So lets put that murder in a bit of perspective. The murder rate in the US according to the FBI is a horrific 16,000 deaths per year. It fluctuates, and has gone higher and lower since the 2001 attacks, but at that rate in the ten years that have passed, approximately 160,000 Americans have been killed by other Americans. Thats more than 50 times the number that died in the attacks, yet I do not see a four hour chunk of airtime dedicated to all these folks (OK, I guess if the victim is pretty and white you might hear about it on Nancy Grace). For some reason, what is essentially a gang of international thugs managed to pull off one horrific crime which killed a lot of people and destroyed a couple very important buildings (completely accidentally) and those crimes are still in the news every year, while five times as many Americans are killed by other Americans every year and we should just accept that as normal?
According to Mitt Romney, Corporations are people1. Here is the clearest indication of why Romney is a bad choice for president. Corporations are NOT people, but they are being treated as people and have gained more rights than people through the action of elected people who also happen to have a vested interest in granting them more rights.
“Everything corporations earn ultimately goes to people. Where do you think it goes?”
yelled Romney in response to hecklers in Iowa yesterday underscoring his position. If you work in manufacturing or business you know that corporations are sitting on their money right now. You can give corporations all the tax breaks you want, but until the people *buying* goods are willing to part with some of their relatively small earnings, corporations will hold onto their stash and neither hire nor invest. Ultimately everything corporations earn goes to *some* of the people, Mitt, and usually most of it to those running the corporation. In fact, the first thing I would do as president is put a cap on what a CEO can earn. They are just employees like the rest of us, but they happen to hold the purse strings.

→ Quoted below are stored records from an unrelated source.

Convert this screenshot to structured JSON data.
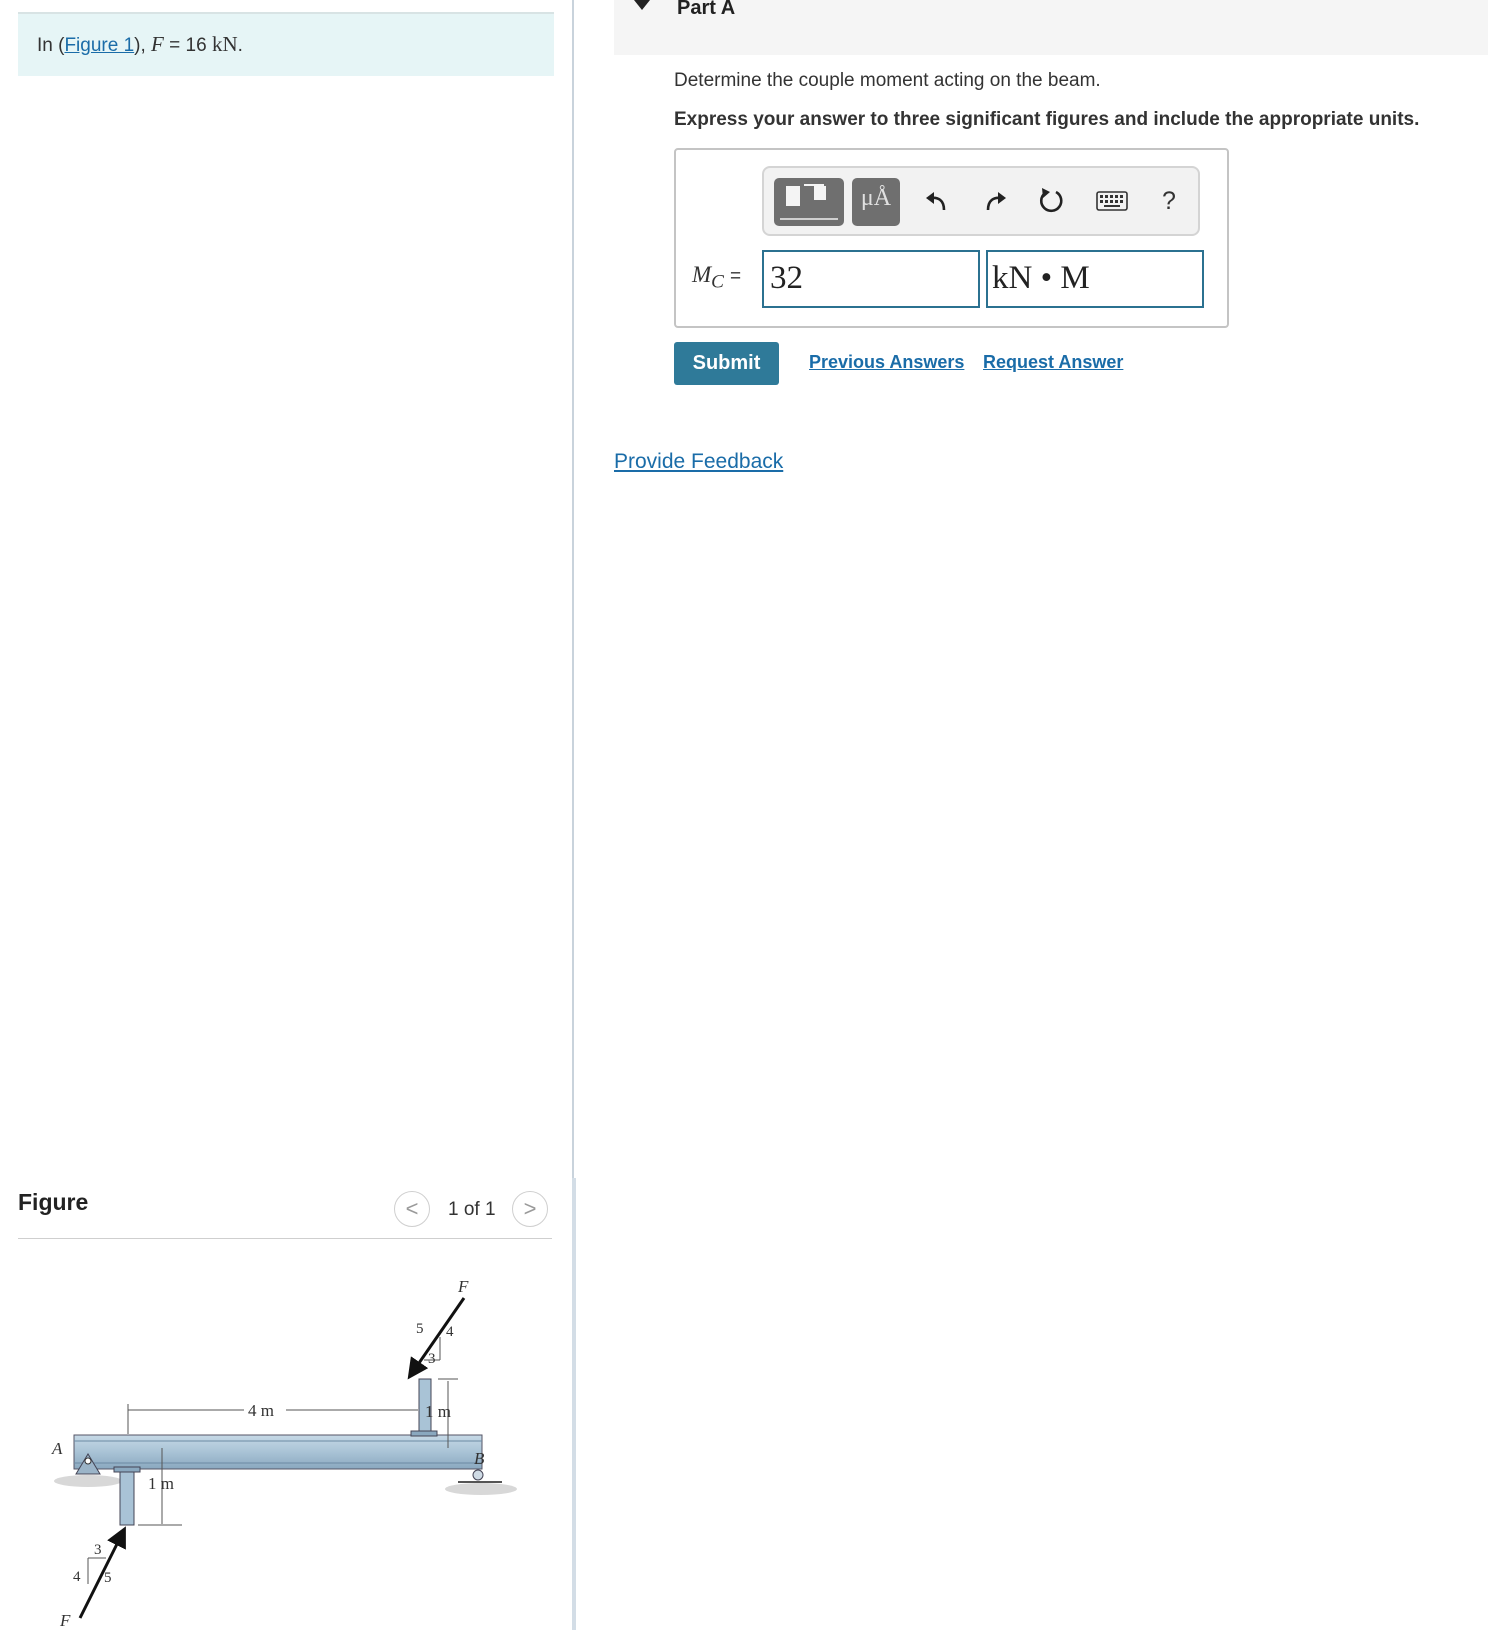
{
  "intro": {
    "prefix": "In (",
    "figure_link": "Figure 1",
    "suffix": "), ",
    "var": "F",
    "equals": " = 16 ",
    "unit": "kN",
    "period": "."
  },
  "figure_panel": {
    "title": "Figure",
    "pager_text": "1 of 1",
    "prev": "<",
    "next": ">",
    "diagram_labels": {
      "point_a": "A",
      "point_b": "B",
      "dim_span": "4 m",
      "dim_top": "1 m",
      "dim_bottom": "1 m",
      "force_top": "F",
      "force_bottom": "F",
      "tri_top_hyp": "5",
      "tri_top_vert": "4",
      "tri_top_horz": "3",
      "tri_bot_horz": "3",
      "tri_bot_vert": "4",
      "tri_bot_hyp": "5"
    }
  },
  "part": {
    "title": "Part A",
    "question": "Determine the couple moment acting on the beam.",
    "instruction": "Express your answer to three significant figures and include the appropriate units."
  },
  "answer": {
    "label_var": "M",
    "label_sub": "C",
    "label_eq": "=",
    "value": "32",
    "unit": "kN • M",
    "toolbar": {
      "units_label": "μÅ",
      "help_label": "?"
    }
  },
  "actions": {
    "submit": "Submit",
    "previous_answers": "Previous Answers",
    "request_answer": "Request Answer",
    "feedback": "Provide Feedback"
  },
  "colors": {
    "link": "#1a6ca8",
    "submit_bg": "#2f7a99",
    "intro_bg": "#e6f5f6",
    "beam": "#a9c3d6"
  }
}
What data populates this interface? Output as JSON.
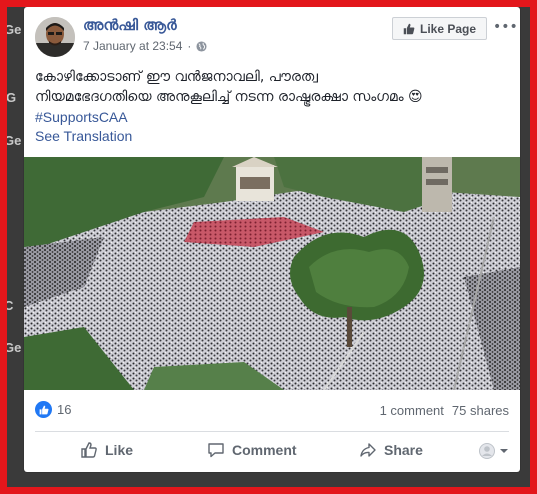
{
  "background": {
    "text_fragments": [
      "Ge",
      "G",
      "Ge",
      "C",
      "Ge"
    ]
  },
  "post": {
    "author": "അൻഷി ആർ",
    "timestamp": "7 January at 23:54",
    "privacy_icon": "globe-icon",
    "like_page_label": "Like Page",
    "more_label": "•••",
    "text_line1": "കോഴിക്കോടാണ് ഈ വൻജനാവലി, പൗരത്വ",
    "text_line2": "നിയമഭേദഗതിയെ അനുകൂലിച്ച് നടന്ന രാഷ്ട്രരക്ഷാ സംഗമം 😍",
    "hashtag": "#SupportsCAA",
    "see_translation": "See Translation"
  },
  "stats": {
    "reaction_icon": "thumbs-up-icon",
    "reaction_count": "16",
    "comments": "1 comment",
    "shares": "75 shares"
  },
  "actions": {
    "like": "Like",
    "comment": "Comment",
    "share": "Share"
  },
  "colors": {
    "frame": "#e3161b",
    "link": "#385898",
    "reaction": "#2078f4"
  }
}
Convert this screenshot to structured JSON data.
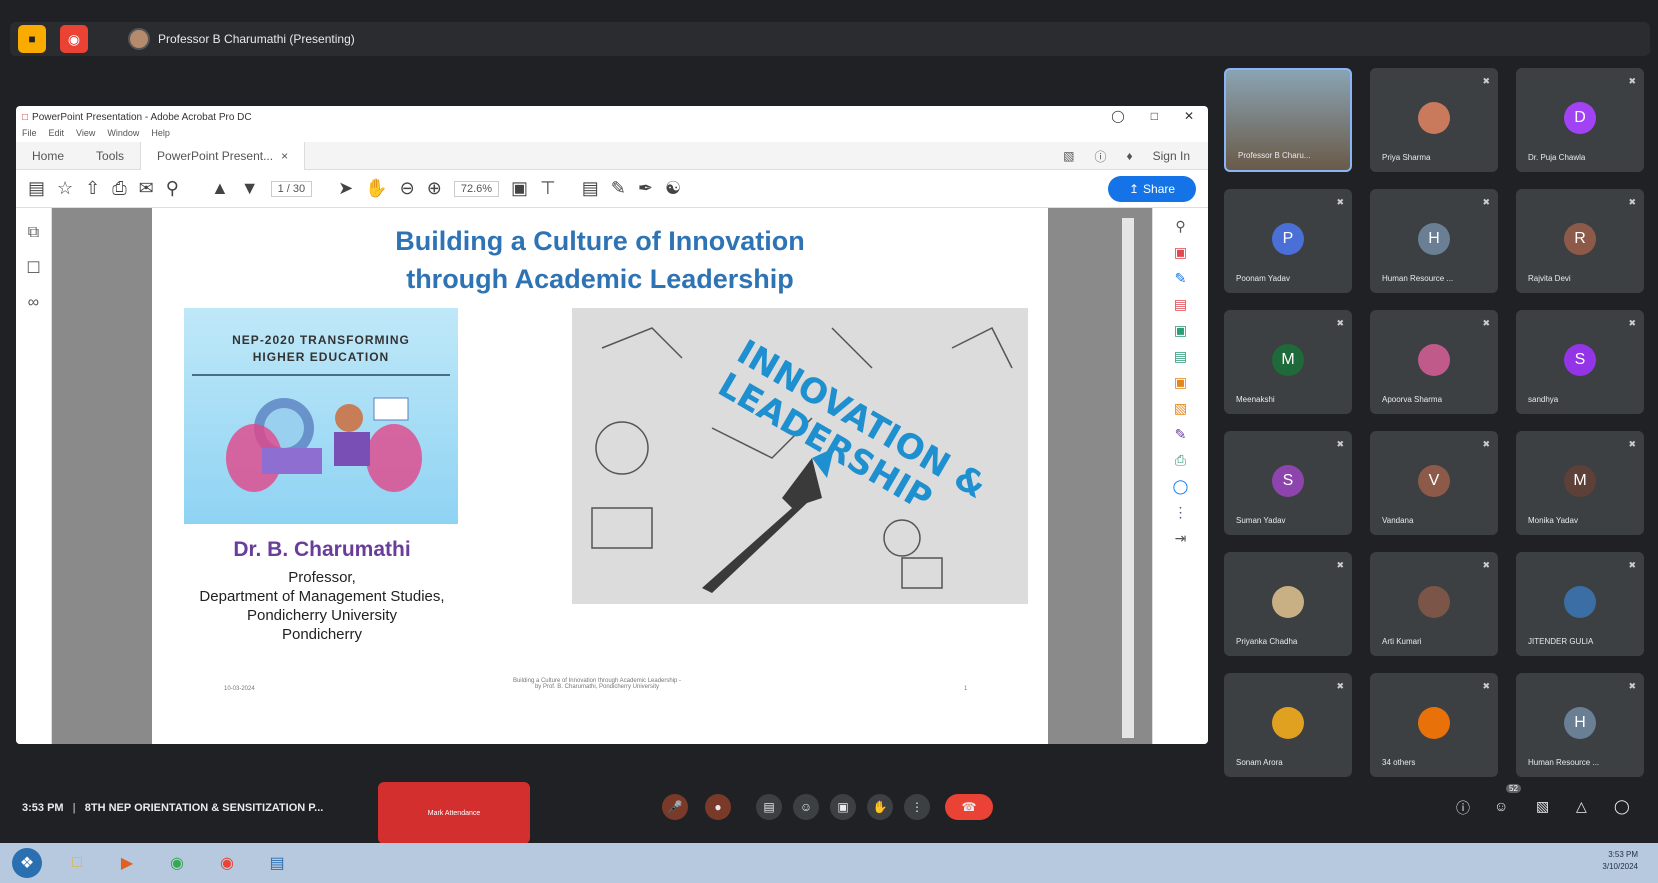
{
  "topbar": {
    "presenter": "Professor B Charumathi (Presenting)"
  },
  "acrobat": {
    "title": "PowerPoint Presentation - Adobe Acrobat Pro DC",
    "menu": [
      "File",
      "Edit",
      "View",
      "Window",
      "Help"
    ],
    "tabs": {
      "home": "Home",
      "tools": "Tools",
      "doc": "PowerPoint Present..."
    },
    "sign_in": "Sign In",
    "page_indicator": "1 / 30",
    "zoom": "72.6%",
    "share": "Share"
  },
  "slide": {
    "title_line1": "Building a Culture of Innovation",
    "title_line2": "through Academic Leadership",
    "nep_line1": "NEP-2020 TRANSFORMING",
    "nep_line2": "HIGHER EDUCATION",
    "innovation_line1": "INNOVATION &",
    "innovation_line2": "LEADERSHIP",
    "author_name": "Dr. B. Charumathi",
    "author_line1": "Professor,",
    "author_line2": "Department of Management Studies,",
    "author_line3": "Pondicherry University",
    "author_line4": "Pondicherry",
    "footer_date": "10-03-2024",
    "footer_center1": "Building a Culture of Innovation through Academic Leadership -",
    "footer_center2": "by Prof. B. Charumathi, Pondicherry University",
    "footer_page": "1"
  },
  "participants": [
    {
      "name": "Professor B Charu...",
      "initial": "",
      "color": ""
    },
    {
      "name": "Priya Sharma",
      "initial": "",
      "color": "#c97a5c"
    },
    {
      "name": "Dr. Puja Chawla",
      "initial": "D",
      "color": "#a142f4"
    },
    {
      "name": "Poonam Yadav",
      "initial": "P",
      "color": "#4a6fd6"
    },
    {
      "name": "Human Resource ...",
      "initial": "H",
      "color": "#6a7f94"
    },
    {
      "name": "Rajvita Devi",
      "initial": "R",
      "color": "#8d5a4a"
    },
    {
      "name": "Meenakshi",
      "initial": "M",
      "color": "#1e6a3a"
    },
    {
      "name": "Apoorva Sharma",
      "initial": "",
      "color": "#c05a8a"
    },
    {
      "name": "sandhya",
      "initial": "S",
      "color": "#9334e6"
    },
    {
      "name": "Suman Yadav",
      "initial": "S",
      "color": "#8e44ad"
    },
    {
      "name": "Vandana",
      "initial": "V",
      "color": "#8d5a4a"
    },
    {
      "name": "Monika Yadav",
      "initial": "M",
      "color": "#5d4037"
    },
    {
      "name": "Priyanka Chadha",
      "initial": "",
      "color": "#c8b084"
    },
    {
      "name": "Arti Kumari",
      "initial": "",
      "color": "#7a5548"
    },
    {
      "name": "JITENDER GULIA",
      "initial": "",
      "color": "#3a6ea5"
    },
    {
      "name": "Sonam Arora",
      "initial": "",
      "color": "#e0a020"
    },
    {
      "name": "34 others",
      "initial": "",
      "color": "#e8710a"
    },
    {
      "name": "Human Resource ...",
      "initial": "H",
      "color": "#6a7f94"
    }
  ],
  "bottom": {
    "time": "3:53 PM",
    "separator": "|",
    "meeting": "8TH NEP ORIENTATION & SENSITIZATION P...",
    "red_button": "Mark Attendance",
    "participants_count": "52"
  },
  "taskbar": {
    "time": "3:53 PM",
    "date": "3/10/2024"
  }
}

According to the Federal Reserve, U.S. corporations held a record $1.93 trillion in cash on their balance sheets in 2010. But they are not investing to expand their companies, grow the real economy or create good middle-class jobs. Corporate CEOs are literally hoarding their company’s cash—except when it comes to their own paychecks.2
Romney is at the head of the charge for less taxes and more corporate welfare repeating the mantra of “supply side” (trickle down) economics. Many economists agree now that “Trickle down economic theory” (giving tax breaks to the rich and corporations in the hope that they will act as “job creators”) has at best a very slim (and most likely no) effect on the overall health of an economy, yet we continually hear rich capitalists (and Romney is happy to remind his constituents that he made a lot of money as co-founder of an investment firm) trotting out this old mantra (originally penned by Will Rogers, not Reagan – neither of whom were noted economists, by the way).